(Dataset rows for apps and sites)
# # # #
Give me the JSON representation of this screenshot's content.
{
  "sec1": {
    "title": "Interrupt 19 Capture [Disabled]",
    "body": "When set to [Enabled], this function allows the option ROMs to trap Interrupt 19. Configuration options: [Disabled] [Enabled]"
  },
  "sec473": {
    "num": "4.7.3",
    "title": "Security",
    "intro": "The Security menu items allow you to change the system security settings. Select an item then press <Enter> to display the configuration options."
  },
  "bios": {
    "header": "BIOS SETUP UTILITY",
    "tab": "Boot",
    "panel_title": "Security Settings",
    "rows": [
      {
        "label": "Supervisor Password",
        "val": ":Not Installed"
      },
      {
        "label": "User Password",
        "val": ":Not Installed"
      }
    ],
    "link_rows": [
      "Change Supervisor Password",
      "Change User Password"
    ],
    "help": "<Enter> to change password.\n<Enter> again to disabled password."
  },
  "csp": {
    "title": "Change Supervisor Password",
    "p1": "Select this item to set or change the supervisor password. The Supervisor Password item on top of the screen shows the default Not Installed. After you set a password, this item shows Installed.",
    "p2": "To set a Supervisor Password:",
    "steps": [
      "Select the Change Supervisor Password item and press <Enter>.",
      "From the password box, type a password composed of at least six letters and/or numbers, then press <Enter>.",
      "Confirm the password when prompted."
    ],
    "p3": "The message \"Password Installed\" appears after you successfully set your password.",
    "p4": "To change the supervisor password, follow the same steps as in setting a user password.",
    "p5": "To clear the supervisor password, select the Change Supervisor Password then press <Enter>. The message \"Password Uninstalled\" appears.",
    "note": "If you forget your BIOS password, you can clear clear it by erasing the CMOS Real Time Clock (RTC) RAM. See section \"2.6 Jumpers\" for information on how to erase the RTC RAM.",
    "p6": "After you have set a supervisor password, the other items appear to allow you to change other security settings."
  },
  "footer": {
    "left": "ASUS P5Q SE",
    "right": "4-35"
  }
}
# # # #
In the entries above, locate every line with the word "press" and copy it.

Written answer
    "intro": "The Security menu items allow you to change the system security settings. Select an item then press <Enter> to display the configuration options."
      "Select the Change Supervisor Password item and press <Enter>.",
      "From the password box, type a password composed of at least six letters and/or numbers, then press <Enter>.",
    "p5": "To clear the supervisor password, select the Change Supervisor Password then press <Enter>. The message \"Password Uninstalled\" appears.",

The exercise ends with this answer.